### What the task asks
In this exercise, restate the listing word for word.
*** Records shown ***
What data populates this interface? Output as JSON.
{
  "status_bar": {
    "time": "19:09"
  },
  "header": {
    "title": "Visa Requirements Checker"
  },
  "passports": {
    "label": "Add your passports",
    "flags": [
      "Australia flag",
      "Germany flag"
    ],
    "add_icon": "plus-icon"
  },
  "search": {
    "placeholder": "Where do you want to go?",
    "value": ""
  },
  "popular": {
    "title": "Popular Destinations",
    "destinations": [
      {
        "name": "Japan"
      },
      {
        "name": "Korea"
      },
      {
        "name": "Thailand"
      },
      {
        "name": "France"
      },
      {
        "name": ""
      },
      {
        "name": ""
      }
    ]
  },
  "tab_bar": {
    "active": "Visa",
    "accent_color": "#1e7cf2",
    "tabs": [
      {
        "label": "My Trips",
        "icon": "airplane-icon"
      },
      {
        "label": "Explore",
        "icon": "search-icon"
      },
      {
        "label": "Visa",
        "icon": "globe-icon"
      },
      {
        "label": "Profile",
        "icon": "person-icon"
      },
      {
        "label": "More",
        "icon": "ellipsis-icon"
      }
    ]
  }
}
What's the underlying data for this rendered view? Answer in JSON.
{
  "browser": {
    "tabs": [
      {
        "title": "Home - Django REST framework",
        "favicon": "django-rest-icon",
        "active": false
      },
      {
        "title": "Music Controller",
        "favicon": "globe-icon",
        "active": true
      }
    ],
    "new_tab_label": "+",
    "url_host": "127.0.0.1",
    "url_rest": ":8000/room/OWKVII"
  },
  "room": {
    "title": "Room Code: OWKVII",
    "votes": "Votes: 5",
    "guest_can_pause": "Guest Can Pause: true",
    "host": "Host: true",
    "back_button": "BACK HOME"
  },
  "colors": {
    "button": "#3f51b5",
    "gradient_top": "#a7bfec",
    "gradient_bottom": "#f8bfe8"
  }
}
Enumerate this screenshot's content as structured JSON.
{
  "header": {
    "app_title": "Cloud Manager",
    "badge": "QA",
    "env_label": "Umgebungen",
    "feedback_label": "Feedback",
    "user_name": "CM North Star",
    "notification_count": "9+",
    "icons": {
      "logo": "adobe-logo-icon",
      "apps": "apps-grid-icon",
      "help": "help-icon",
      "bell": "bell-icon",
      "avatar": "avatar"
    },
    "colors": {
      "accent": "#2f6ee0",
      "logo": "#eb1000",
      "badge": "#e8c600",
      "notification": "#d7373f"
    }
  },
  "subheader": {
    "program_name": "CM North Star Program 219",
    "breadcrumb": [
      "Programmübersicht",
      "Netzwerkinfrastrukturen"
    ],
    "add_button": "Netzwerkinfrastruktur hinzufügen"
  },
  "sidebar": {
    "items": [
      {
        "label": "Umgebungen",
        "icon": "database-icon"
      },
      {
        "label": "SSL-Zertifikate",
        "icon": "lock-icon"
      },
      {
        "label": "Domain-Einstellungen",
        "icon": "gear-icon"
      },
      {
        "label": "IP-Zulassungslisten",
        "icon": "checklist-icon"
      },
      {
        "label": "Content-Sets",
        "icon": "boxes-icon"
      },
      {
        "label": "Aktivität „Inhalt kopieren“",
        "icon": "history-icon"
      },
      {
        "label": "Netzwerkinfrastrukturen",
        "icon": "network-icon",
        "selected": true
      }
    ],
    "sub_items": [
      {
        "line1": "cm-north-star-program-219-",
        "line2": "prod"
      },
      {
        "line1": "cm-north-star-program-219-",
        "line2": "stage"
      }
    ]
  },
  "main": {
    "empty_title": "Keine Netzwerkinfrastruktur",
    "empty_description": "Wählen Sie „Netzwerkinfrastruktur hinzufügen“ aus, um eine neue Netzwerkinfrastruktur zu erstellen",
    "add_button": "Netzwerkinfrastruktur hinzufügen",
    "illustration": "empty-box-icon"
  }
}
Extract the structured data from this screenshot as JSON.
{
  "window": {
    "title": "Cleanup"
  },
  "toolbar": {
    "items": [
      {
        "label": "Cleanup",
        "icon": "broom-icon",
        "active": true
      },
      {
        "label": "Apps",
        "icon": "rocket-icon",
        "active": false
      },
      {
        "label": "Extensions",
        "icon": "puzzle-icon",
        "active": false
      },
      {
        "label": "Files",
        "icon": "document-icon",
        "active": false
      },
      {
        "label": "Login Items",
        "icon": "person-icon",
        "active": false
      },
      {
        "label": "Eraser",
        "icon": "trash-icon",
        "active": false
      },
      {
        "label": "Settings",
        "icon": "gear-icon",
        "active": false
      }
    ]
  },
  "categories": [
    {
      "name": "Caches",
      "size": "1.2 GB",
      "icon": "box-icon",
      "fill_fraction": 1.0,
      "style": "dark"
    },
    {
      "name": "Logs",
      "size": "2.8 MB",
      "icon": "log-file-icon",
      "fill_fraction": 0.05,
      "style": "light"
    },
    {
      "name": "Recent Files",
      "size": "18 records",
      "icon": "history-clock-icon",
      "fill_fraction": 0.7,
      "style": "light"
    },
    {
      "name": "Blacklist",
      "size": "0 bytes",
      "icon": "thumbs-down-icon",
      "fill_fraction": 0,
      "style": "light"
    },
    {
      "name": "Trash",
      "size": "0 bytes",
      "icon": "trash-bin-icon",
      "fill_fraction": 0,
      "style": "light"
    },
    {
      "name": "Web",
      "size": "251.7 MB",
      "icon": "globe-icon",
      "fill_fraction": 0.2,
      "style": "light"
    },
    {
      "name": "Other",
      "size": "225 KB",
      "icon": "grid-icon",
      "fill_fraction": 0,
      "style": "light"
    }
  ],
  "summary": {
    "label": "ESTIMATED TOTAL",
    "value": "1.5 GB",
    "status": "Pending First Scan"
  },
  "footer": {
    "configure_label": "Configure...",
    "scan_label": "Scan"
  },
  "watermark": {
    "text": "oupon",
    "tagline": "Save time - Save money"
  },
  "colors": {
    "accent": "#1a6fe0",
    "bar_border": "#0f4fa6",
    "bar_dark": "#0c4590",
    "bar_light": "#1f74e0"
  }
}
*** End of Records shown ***
### Your solution
What data populates this interface? Output as JSON.
{
  "status_bar": {
    "time": "19:09"
  },
  "header": {
    "title": "Visa Requirements Checker"
  },
  "passports": {
    "label": "Add your passports",
    "flags": [
      "Australia flag",
      "Germany flag"
    ],
    "add_icon": "plus-icon"
  },
  "search": {
    "placeholder": "Where do you want to go?",
    "value": ""
  },
  "popular": {
    "title": "Popular Destinations",
    "destinations": [
      {
        "name": "Japan"
      },
      {
        "name": "Korea"
      },
      {
        "name": "Thailand"
      },
      {
        "name": "France"
      },
      {
        "name": ""
      },
      {
        "name": ""
      }
    ]
  },
  "tab_bar": {
    "active": "Visa",
    "accent_color": "#1e7cf2",
    "tabs": [
      {
        "label": "My Trips",
        "icon": "airplane-icon"
      },
      {
        "label": "Explore",
        "icon": "search-icon"
      },
      {
        "label": "Visa",
        "icon": "globe-icon"
      },
      {
        "label": "Profile",
        "icon": "person-icon"
      },
      {
        "label": "More",
        "icon": "ellipsis-icon"
      }
    ]
  }
}
What's the underlying data for this rendered view? Answer in JSON.
{
  "browser": {
    "tabs": [
      {
        "title": "Home - Django REST framework",
        "favicon": "django-rest-icon",
        "active": false
      },
      {
        "title": "Music Controller",
        "favicon": "globe-icon",
        "active": true
      }
    ],
    "new_tab_label": "+",
    "url_host": "127.0.0.1",
    "url_rest": ":8000/room/OWKVII"
  },
  "room": {
    "title": "Room Code: OWKVII",
    "votes": "Votes: 5",
    "guest_can_pause": "Guest Can Pause: true",
    "host": "Host: true",
    "back_button": "BACK HOME"
  },
  "colors": {
    "button": "#3f51b5",
    "gradient_top": "#a7bfec",
    "gradient_bottom": "#f8bfe8"
  }
}
Enumerate this screenshot's content as structured JSON.
{
  "header": {
    "app_title": "Cloud Manager",
    "badge": "QA",
    "env_label": "Umgebungen",
    "feedback_label": "Feedback",
    "user_name": "CM North Star",
    "notification_count": "9+",
    "icons": {
      "logo": "adobe-logo-icon",
      "apps": "apps-grid-icon",
      "help": "help-icon",
      "bell": "bell-icon",
      "avatar": "avatar"
    },
    "colors": {
      "accent": "#2f6ee0",
      "logo": "#eb1000",
      "badge": "#e8c600",
      "notification": "#d7373f"
    }
  },
  "subheader": {
    "program_name": "CM North Star Program 219",
    "breadcrumb": [
      "Programmübersicht",
      "Netzwerkinfrastrukturen"
    ],
    "add_button": "Netzwerkinfrastruktur hinzufügen"
  },
  "sidebar": {
    "items": [
      {
        "label": "Umgebungen",
        "icon": "database-icon"
      },
      {
        "label": "SSL-Zertifikate",
        "icon": "lock-icon"
      },
      {
        "label": "Domain-Einstellungen",
        "icon": "gear-icon"
      },
      {
        "label": "IP-Zulassungslisten",
        "icon": "checklist-icon"
      },
      {
        "label": "Content-Sets",
        "icon": "boxes-icon"
      },
      {
        "label": "Aktivität „Inhalt kopieren“",
        "icon": "history-icon"
      },
      {
        "label": "Netzwerkinfrastrukturen",
        "icon": "network-icon",
        "selected": true
      }
    ],
    "sub_items": [
      {
        "line1": "cm-north-star-program-219-",
        "line2": "prod"
      },
      {
        "line1": "cm-north-star-program-219-",
        "line2": "stage"
      }
    ]
  },
  "main": {
    "empty_title": "Keine Netzwerkinfrastruktur",
    "empty_description": "Wählen Sie „Netzwerkinfrastruktur hinzufügen“ aus, um eine neue Netzwerkinfrastruktur zu erstellen",
    "add_button": "Netzwerkinfrastruktur hinzufügen",
    "illustration": "empty-box-icon"
  }
}
Extract the structured data from this screenshot as JSON.
{
  "window": {
    "title": "Cleanup"
  },
  "toolbar": {
    "items": [
      {
        "label": "Cleanup",
        "icon": "broom-icon",
        "active": true
      },
      {
        "label": "Apps",
        "icon": "rocket-icon",
        "active": false
      },
      {
        "label": "Extensions",
        "icon": "puzzle-icon",
        "active": false
      },
      {
        "label": "Files",
        "icon": "document-icon",
        "active": false
      },
      {
        "label": "Login Items",
        "icon": "person-icon",
        "active": false
      },
      {
        "label": "Eraser",
        "icon": "trash-icon",
        "active": false
      },
      {
        "label": "Settings",
        "icon": "gear-icon",
        "active": false
      }
    ]
  },
  "categories": [
    {
      "name": "Caches",
      "size": "1.2 GB",
      "icon": "box-icon",
      "fill_fraction": 1.0,
      "style": "dark"
    },
    {
      "name": "Logs",
      "size": "2.8 MB",
      "icon": "log-file-icon",
      "fill_fraction": 0.05,
      "style": "light"
    },
    {
      "name": "Recent Files",
      "size": "18 records",
      "icon": "history-clock-icon",
      "fill_fraction": 0.7,
      "style": "light"
    },
    {
      "name": "Blacklist",
      "size": "0 bytes",
      "icon": "thumbs-down-icon",
      "fill_fraction": 0,
      "style": "light"
    },
    {
      "name": "Trash",
      "size": "0 bytes",
      "icon": "trash-bin-icon",
      "fill_fraction": 0,
      "style": "light"
    },
    {
      "name": "Web",
      "size": "251.7 MB",
      "icon": "globe-icon",
      "fill_fraction": 0.2,
      "style": "light"
    },
    {
      "name": "Other",
      "size": "225 KB",
      "icon": "grid-icon",
      "fill_fraction": 0,
      "style": "light"
    }
  ],
  "summary": {
    "label": "ESTIMATED TOTAL",
    "value": "1.5 GB",
    "status": "Pending First Scan"
  },
  "footer": {
    "configure_label": "Configure...",
    "scan_label": "Scan"
  },
  "watermark": {
    "text": "oupon",
    "tagline": "Save time - Save money"
  },
  "colors": {
    "accent": "#1a6fe0",
    "bar_border": "#0f4fa6",
    "bar_dark": "#0c4590",
    "bar_light": "#1f74e0"
  }
}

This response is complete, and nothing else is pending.